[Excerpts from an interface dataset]
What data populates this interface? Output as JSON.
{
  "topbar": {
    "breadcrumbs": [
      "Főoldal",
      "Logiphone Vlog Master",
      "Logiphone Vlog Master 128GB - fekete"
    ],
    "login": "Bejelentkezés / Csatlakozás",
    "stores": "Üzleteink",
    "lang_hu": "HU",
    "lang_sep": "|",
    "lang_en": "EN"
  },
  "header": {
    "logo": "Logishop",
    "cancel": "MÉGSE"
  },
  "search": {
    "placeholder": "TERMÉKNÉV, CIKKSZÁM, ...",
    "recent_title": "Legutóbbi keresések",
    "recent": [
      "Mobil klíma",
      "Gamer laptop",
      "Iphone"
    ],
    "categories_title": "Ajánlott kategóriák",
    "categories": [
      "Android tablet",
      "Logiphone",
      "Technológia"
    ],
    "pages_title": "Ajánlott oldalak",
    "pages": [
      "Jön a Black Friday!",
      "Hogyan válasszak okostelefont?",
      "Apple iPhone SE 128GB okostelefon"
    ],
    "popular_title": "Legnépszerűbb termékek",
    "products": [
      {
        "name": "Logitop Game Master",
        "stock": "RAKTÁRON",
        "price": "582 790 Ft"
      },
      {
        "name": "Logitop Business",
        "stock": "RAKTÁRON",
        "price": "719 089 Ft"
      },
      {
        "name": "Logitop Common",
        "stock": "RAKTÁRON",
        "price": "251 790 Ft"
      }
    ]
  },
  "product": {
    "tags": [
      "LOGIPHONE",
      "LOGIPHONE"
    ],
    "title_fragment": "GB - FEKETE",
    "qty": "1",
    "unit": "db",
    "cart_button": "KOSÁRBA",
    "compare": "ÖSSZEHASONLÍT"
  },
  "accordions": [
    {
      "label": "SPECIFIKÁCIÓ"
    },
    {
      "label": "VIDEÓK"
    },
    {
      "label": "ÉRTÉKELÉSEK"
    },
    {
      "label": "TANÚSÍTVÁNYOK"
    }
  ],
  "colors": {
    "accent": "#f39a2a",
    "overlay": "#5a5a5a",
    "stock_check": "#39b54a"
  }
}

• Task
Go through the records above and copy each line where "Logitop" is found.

• Answer space
        "name": "Logitop Game Master",
        "name": "Logitop Business",
        "name": "Logitop Common",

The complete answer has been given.